• _About this task_
Could you restate the entries word for word, without the images?

App and web page records:
--- START ---
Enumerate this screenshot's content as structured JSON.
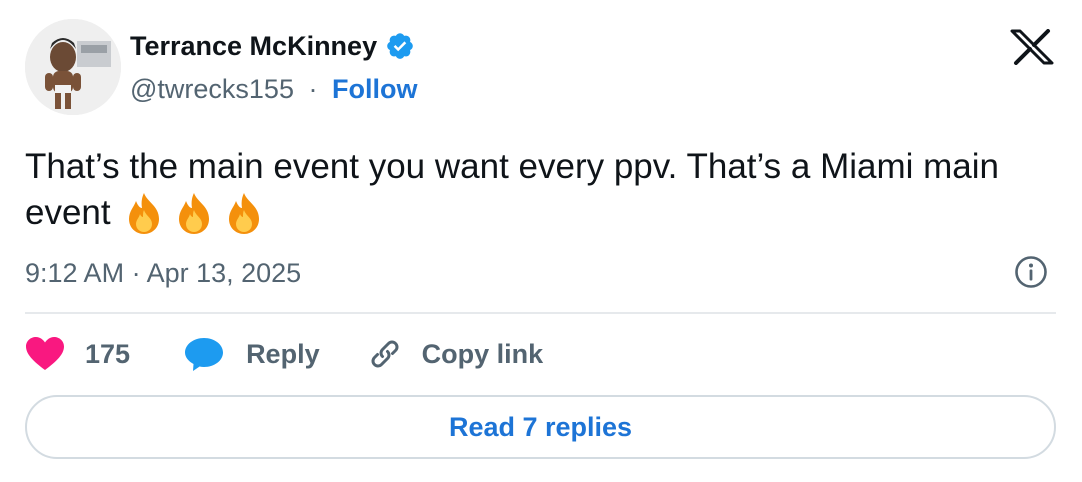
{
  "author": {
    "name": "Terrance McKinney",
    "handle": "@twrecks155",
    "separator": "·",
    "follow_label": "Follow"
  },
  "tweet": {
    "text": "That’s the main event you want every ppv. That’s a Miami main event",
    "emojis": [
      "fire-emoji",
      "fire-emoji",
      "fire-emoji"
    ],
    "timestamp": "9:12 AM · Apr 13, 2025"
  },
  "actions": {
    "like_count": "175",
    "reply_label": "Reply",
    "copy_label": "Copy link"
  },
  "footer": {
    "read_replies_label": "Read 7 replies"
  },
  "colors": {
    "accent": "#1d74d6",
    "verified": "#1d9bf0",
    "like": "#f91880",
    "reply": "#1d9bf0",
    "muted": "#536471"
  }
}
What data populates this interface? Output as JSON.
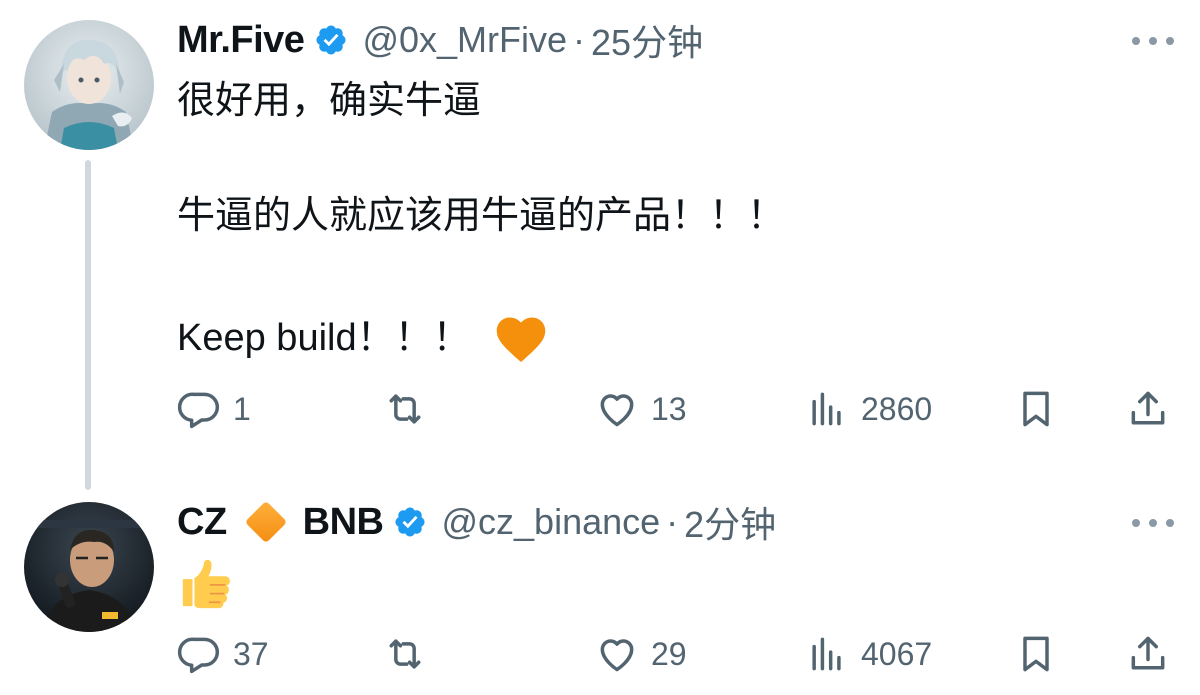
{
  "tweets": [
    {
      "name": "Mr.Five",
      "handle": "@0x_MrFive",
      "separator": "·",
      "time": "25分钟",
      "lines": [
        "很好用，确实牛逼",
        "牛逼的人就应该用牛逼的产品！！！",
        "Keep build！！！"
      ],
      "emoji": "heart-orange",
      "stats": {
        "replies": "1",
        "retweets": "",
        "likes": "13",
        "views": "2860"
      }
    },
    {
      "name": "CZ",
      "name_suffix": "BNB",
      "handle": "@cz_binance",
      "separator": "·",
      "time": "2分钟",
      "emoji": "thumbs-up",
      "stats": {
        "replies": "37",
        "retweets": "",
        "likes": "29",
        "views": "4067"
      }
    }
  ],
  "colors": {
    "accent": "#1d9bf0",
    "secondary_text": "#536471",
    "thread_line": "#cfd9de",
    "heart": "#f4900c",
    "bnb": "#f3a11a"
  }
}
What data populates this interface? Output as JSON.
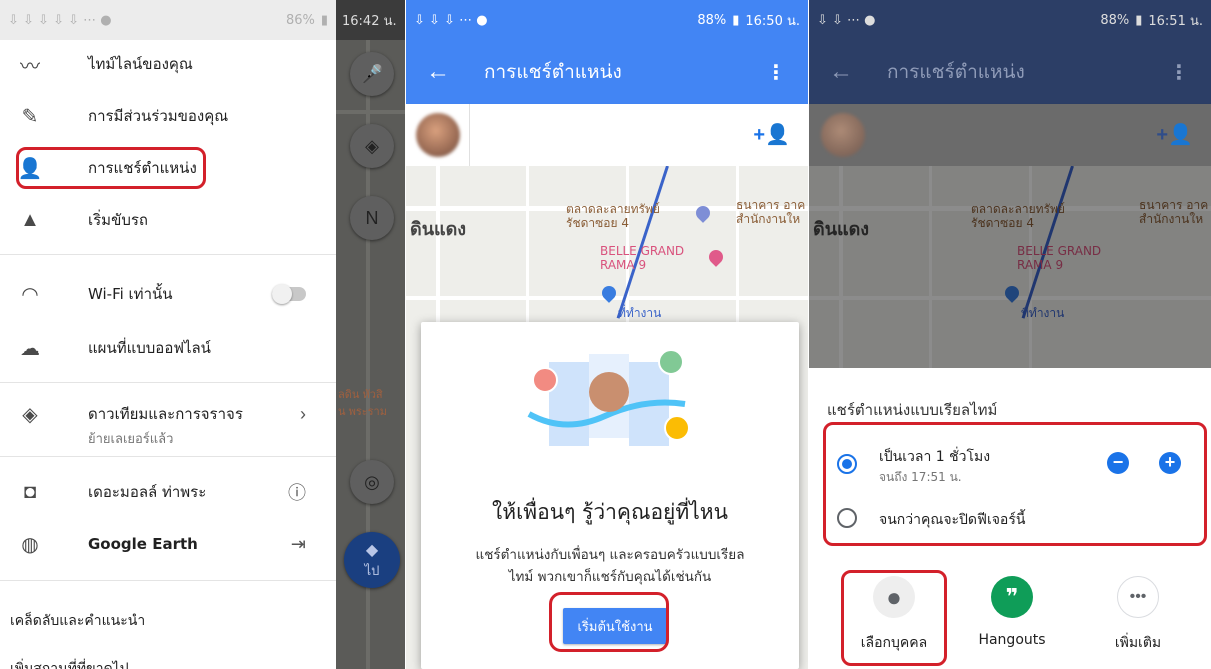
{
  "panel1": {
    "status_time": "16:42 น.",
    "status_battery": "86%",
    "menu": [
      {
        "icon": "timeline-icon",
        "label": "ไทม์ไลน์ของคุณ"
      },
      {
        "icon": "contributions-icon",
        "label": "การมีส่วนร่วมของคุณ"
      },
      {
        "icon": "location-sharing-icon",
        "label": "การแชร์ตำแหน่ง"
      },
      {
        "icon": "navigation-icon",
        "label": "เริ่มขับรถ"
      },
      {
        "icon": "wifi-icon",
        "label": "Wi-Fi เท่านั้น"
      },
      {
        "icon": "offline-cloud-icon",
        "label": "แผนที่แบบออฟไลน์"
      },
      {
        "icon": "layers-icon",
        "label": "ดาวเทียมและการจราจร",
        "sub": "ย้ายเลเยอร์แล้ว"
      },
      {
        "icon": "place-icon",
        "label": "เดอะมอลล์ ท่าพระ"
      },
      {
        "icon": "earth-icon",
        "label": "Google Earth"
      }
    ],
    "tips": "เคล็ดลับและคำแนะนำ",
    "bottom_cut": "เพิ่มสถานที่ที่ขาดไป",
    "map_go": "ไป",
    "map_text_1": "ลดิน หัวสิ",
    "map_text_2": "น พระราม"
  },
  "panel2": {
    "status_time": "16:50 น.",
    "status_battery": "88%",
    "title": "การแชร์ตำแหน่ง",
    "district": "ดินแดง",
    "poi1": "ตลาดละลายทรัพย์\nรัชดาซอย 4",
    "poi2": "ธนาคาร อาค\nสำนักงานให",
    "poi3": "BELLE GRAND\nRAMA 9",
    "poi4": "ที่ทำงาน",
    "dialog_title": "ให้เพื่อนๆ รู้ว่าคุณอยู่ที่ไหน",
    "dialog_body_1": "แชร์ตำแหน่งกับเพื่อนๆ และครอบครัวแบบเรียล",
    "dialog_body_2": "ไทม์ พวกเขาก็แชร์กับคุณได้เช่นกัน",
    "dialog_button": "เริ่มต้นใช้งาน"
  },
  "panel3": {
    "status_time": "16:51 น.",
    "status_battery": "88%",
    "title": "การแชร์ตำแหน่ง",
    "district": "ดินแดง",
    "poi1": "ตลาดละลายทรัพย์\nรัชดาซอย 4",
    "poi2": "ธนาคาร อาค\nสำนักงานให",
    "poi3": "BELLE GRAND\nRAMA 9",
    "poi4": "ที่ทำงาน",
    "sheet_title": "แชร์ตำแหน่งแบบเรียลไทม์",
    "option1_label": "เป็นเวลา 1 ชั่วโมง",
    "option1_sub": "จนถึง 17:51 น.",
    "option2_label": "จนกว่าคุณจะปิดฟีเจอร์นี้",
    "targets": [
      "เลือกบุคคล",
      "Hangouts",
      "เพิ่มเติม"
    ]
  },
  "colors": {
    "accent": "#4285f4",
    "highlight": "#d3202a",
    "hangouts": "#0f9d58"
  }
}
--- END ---
• _Solution for this problem_
Enumerate this screenshot's content as structured JSON.
{
  "author": {
    "name": "Terrance McKinney",
    "handle": "@twrecks155",
    "separator": "·",
    "follow_label": "Follow"
  },
  "tweet": {
    "text": "That’s the main event you want every ppv. That’s a Miami main event",
    "emojis": [
      "fire-emoji",
      "fire-emoji",
      "fire-emoji"
    ],
    "timestamp": "9:12 AM · Apr 13, 2025"
  },
  "actions": {
    "like_count": "175",
    "reply_label": "Reply",
    "copy_label": "Copy link"
  },
  "footer": {
    "read_replies_label": "Read 7 replies"
  },
  "colors": {
    "accent": "#1d74d6",
    "verified": "#1d9bf0",
    "like": "#f91880",
    "reply": "#1d9bf0",
    "muted": "#536471"
  }
}
What data populates this interface? Output as JSON.
{
  "tweets": [
    {
      "name": "Mr.Five",
      "handle": "@0x_MrFive",
      "separator": "·",
      "time": "25分钟",
      "lines": [
        "很好用，确实牛逼",
        "牛逼的人就应该用牛逼的产品！！！",
        "Keep build！！！"
      ],
      "emoji": "heart-orange",
      "stats": {
        "replies": "1",
        "retweets": "",
        "likes": "13",
        "views": "2860"
      }
    },
    {
      "name": "CZ",
      "name_suffix": "BNB",
      "handle": "@cz_binance",
      "separator": "·",
      "time": "2分钟",
      "emoji": "thumbs-up",
      "stats": {
        "replies": "37",
        "retweets": "",
        "likes": "29",
        "views": "4067"
      }
    }
  ],
  "colors": {
    "accent": "#1d9bf0",
    "secondary_text": "#536471",
    "thread_line": "#cfd9de",
    "heart": "#f4900c",
    "bnb": "#f3a11a"
  }
}
What data populates this interface? Output as JSON.
{
  "panel1": {
    "status_time": "16:42 น.",
    "status_battery": "86%",
    "menu": [
      {
        "icon": "timeline-icon",
        "label": "ไทม์ไลน์ของคุณ"
      },
      {
        "icon": "contributions-icon",
        "label": "การมีส่วนร่วมของคุณ"
      },
      {
        "icon": "location-sharing-icon",
        "label": "การแชร์ตำแหน่ง"
      },
      {
        "icon": "navigation-icon",
        "label": "เริ่มขับรถ"
      },
      {
        "icon": "wifi-icon",
        "label": "Wi-Fi เท่านั้น"
      },
      {
        "icon": "offline-cloud-icon",
        "label": "แผนที่แบบออฟไลน์"
      },
      {
        "icon": "layers-icon",
        "label": "ดาวเทียมและการจราจร",
        "sub": "ย้ายเลเยอร์แล้ว"
      },
      {
        "icon": "place-icon",
        "label": "เดอะมอลล์ ท่าพระ"
      },
      {
        "icon": "earth-icon",
        "label": "Google Earth"
      }
    ],
    "tips": "เคล็ดลับและคำแนะนำ",
    "bottom_cut": "เพิ่มสถานที่ที่ขาดไป",
    "map_go": "ไป",
    "map_text_1": "ลดิน หัวสิ",
    "map_text_2": "น พระราม"
  },
  "panel2": {
    "status_time": "16:50 น.",
    "status_battery": "88%",
    "title": "การแชร์ตำแหน่ง",
    "district": "ดินแดง",
    "poi1": "ตลาดละลายทรัพย์\nรัชดาซอย 4",
    "poi2": "ธนาคาร อาค\nสำนักงานให",
    "poi3": "BELLE GRAND\nRAMA 9",
    "poi4": "ที่ทำงาน",
    "dialog_title": "ให้เพื่อนๆ รู้ว่าคุณอยู่ที่ไหน",
    "dialog_body_1": "แชร์ตำแหน่งกับเพื่อนๆ และครอบครัวแบบเรียล",
    "dialog_body_2": "ไทม์ พวกเขาก็แชร์กับคุณได้เช่นกัน",
    "dialog_button": "เริ่มต้นใช้งาน"
  },
  "panel3": {
    "status_time": "16:51 น.",
    "status_battery": "88%",
    "title": "การแชร์ตำแหน่ง",
    "district": "ดินแดง",
    "poi1": "ตลาดละลายทรัพย์\nรัชดาซอย 4",
    "poi2": "ธนาคาร อาค\nสำนักงานให",
    "poi3": "BELLE GRAND\nRAMA 9",
    "poi4": "ที่ทำงาน",
    "sheet_title": "แชร์ตำแหน่งแบบเรียลไทม์",
    "option1_label": "เป็นเวลา 1 ชั่วโมง",
    "option1_sub": "จนถึง 17:51 น.",
    "option2_label": "จนกว่าคุณจะปิดฟีเจอร์นี้",
    "targets": [
      "เลือกบุคคล",
      "Hangouts",
      "เพิ่มเติม"
    ]
  },
  "colors": {
    "accent": "#4285f4",
    "highlight": "#d3202a",
    "hangouts": "#0f9d58"
  }
}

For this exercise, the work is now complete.